The electric revolution has begun. BloombergNEF predicts that electric vehicle (EV) sales will increase from 3 million in 2020 to over 14 million in 2025 — that’s a 352% increase in just five years. Policy requirements are also driving federal fleets to transition to EVs quickly, helping accelerate EV sales as well. To accommodate more EV drivers on the roads and prepare for a future where e-mobility is the norm, the time is now for cities, nonprofit organizations, public educational institutions and other municipal entities to implement accessible EV charging infrastructure. Aggressive carbon reduction goals make the need to electrify municipal fleets and offer public charging even more urgent.
Where to start?
If you’re tasked with setting up public EV charging infrastructure or transitioning your municipal fleets to electric, it’s important to zoom out and consider a few things from a big picture view before you start to actually plug in vehicles.
We’ve identified five key questions to consider as you take the first steps on your electrification journey.
1. Why do you need to electrify?
Whether you work for a city, a school district or elsewhere in the public sector, it’s important to identify your broad goals upfront. It could be to meet mandated greenhouse gas (GHG) emissions reductions. Maybe you need to address the increasing numbers of EV drivers on campus or in your community. Knowing the top reasons for electrification will help frame all the other parameters in your electrification project.
2. What is your strategy for reaching your broad goals?
To get started, identify the specific objectives you’ll work toward along your electrification journey. For public charging, for example, you might decide to install one dual-port Level 2 AC charger for every 10,000 residents. If you are addressing workplace needs, perhaps your strategy will be to offer one charger for every 100 employees. Maybe you need your municipal fleets to be all electric by a certain date, with incremental goals every five years.
Be sure to also consider what metrics you’ll use to track progress. Create a plan that can be modified as your needs evolve and you learn new best practices. Also, having a clear review process in place from the beginning will help keep your project moving forward.
3. Where exactly will you install EV charging infrastructure?
Depending on your goals and objectives, you may be considering infrastructure for publicly accessible EV charging, employee charging, fleet depot charging — or even all three.
Providing equitable access to public EV charging is a key requirement for many cities. Consider mapping existing charging spots to determine where the gaps are. Think about where your community members typically shop, work and run errands. Making EV charging convenient for residents will go a long way toward encouraging the transition to electric mobility.
If you’re going to offer workplace charging to municipal employees, consider locating stations where the public can use them outside of work hours. If you’re electrifying your police department fleet, you’ll need adequate electrical capacity in your depot to keep vehicles running around the clock.

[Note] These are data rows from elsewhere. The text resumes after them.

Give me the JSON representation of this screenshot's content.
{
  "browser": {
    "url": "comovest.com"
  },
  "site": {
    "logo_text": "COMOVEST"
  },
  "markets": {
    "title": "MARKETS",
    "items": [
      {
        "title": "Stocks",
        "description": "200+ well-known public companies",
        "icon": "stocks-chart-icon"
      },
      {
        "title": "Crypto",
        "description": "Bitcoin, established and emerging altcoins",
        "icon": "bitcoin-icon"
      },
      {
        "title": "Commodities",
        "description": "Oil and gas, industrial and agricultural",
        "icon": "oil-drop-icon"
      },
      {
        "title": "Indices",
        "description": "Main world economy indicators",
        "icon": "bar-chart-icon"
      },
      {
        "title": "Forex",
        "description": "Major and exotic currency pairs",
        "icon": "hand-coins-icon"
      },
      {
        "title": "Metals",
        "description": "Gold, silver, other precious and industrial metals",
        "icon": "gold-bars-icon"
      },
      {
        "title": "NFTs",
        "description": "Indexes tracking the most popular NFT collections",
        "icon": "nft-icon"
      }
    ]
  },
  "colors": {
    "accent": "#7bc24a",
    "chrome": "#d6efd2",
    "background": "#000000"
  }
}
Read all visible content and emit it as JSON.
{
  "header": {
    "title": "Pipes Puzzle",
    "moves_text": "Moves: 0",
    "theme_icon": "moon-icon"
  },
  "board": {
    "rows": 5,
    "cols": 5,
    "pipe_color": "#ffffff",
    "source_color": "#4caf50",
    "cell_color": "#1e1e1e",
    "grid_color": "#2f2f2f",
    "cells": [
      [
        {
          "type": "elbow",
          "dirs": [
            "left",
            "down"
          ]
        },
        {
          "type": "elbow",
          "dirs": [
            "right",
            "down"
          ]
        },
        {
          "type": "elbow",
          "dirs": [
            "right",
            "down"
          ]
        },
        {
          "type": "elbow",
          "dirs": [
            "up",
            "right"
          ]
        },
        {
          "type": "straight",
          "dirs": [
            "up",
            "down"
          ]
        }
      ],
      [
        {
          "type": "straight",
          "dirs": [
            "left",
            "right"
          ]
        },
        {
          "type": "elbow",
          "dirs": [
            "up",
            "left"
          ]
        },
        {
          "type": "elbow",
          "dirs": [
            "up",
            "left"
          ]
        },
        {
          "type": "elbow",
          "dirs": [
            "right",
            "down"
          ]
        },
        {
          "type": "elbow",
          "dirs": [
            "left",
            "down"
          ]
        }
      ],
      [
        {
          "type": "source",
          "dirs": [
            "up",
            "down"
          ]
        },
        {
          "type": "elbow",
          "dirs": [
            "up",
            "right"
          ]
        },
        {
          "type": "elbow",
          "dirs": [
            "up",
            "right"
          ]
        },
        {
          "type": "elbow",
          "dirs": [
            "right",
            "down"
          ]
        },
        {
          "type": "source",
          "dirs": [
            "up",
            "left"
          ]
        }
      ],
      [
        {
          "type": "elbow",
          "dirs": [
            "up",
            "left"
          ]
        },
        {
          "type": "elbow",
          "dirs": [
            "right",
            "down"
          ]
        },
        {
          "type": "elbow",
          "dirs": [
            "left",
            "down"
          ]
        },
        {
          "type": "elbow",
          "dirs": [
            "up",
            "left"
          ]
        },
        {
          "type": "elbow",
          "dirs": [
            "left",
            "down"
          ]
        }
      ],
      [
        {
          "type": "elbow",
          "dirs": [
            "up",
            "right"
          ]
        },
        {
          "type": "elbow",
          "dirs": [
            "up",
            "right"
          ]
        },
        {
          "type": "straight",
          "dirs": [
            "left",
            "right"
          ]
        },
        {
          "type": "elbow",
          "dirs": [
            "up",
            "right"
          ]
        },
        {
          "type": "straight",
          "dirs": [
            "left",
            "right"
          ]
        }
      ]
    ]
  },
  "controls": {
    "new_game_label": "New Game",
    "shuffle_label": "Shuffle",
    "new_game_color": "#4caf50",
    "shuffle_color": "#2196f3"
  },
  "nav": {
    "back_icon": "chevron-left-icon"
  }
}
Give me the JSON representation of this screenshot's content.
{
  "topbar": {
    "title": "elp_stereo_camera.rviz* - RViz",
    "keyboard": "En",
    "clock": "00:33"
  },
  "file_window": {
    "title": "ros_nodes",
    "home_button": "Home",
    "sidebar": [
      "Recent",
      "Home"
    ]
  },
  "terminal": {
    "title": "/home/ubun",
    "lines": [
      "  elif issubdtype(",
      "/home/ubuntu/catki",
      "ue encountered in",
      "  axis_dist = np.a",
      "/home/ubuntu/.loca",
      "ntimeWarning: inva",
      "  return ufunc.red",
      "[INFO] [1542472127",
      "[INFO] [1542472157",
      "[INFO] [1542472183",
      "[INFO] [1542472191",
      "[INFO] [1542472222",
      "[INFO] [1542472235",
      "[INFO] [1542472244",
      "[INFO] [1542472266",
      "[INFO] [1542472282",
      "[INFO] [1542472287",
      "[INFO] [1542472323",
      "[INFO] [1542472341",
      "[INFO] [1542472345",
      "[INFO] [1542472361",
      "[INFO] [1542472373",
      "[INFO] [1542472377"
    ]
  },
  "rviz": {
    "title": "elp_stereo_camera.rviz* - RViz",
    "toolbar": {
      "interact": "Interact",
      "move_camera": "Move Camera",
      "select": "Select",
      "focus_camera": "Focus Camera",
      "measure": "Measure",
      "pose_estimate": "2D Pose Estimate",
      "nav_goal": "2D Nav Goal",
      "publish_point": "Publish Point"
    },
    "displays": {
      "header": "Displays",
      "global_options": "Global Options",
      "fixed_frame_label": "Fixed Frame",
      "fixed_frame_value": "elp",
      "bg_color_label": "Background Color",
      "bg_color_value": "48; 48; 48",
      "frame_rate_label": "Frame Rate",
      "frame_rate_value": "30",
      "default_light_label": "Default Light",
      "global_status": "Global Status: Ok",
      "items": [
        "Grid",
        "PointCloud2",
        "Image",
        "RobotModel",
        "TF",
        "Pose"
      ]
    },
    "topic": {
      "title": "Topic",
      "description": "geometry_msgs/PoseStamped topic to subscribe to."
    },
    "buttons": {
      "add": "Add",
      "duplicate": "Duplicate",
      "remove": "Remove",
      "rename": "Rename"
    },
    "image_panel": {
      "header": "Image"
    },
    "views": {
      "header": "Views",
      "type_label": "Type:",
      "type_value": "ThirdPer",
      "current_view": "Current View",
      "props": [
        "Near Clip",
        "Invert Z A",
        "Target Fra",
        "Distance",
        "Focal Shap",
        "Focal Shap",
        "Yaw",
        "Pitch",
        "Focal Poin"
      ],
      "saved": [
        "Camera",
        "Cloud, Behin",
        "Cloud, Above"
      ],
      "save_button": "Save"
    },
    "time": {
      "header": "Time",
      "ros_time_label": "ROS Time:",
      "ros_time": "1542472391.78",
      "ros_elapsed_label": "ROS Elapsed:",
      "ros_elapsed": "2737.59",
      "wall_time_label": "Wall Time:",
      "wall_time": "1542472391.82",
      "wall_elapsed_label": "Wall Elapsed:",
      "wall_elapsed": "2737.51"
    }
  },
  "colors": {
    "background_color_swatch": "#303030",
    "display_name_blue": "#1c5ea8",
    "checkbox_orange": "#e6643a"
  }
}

4. Who will use the chargers?
Knowing your user group and their charging habits will help steer you toward the appropriate EV charging solution. Level 2 AC chargers are great for employees who park and charge while they're at work. Certain city fleets, however, may need to charge up quickly and get back on the road, so a DC fast charging solution will be more efficient. Shoppers and diners have different charging needs from people traveling along interstate highways. Think of every use case and consider how long drivers will be parked and what type of vehicle they will be driving.
5. How will you execute and manage your EV charging program?
Implementing EV charging infrastructure across public, workplace and fleet depot parking sites can be an intricate process. It’s important to think through electrical capacity needs, project timelines and financing. Consider not only what your needs are today, but what you think you’ll need in the future as your EV charging program expands. It’s much more cost-effective to get adequate infrastructure in place at the beginning than to find out you need to add more down the road. Also know that grants and incentives can go a long way in helping reduce upfront costs. Be sure to understand what funding is available in your region for your specific types of project.
Getting your electrical infrastructure and charging hardware in place is only the first step. You’ll also need tools to help you manage your EV charging program and resources to help keep everything running smoothly. Having a solution that can integrate with existing fleet management software and other critical systems is crucial, since your transition to electric is likely to roll out in stages.
Networked charging solutions offer the ability to set pricing for public charging, control who has access to chargers when and share power among charging stations to help keep fueling costs down. A flexible, interoperable solution will keep legacy systems running while you make the transition to electric and give you integrated dashboards to track energy usage, greenhouse gas emissions and other metrics.
Find the right partners
For the public sector, purchasing capital equipment such as an EV charging solution usually means having to go through a tedious bidding process to choose between multiple vendors. Sourcewell removes this complexity by providing cooperative contracting purchasing solutions.
Recognized by Sourcewell as a vendor that meets the highest quality standards, ChargePoint offers a comprehensive EV charging solution to meet your public sector electrification needs, from design to deployment, with local partners and contractors available to offer on-site consulting.
Want to learn more about ChargePoint software, hardware and services for the public sector? Watch our on-demand webinar to hear how the City of Ann Arbor and the County of San Diego worked with ChargePoint and Sourcewell on their electrification projects to transition fleets and install public charging infrastructure.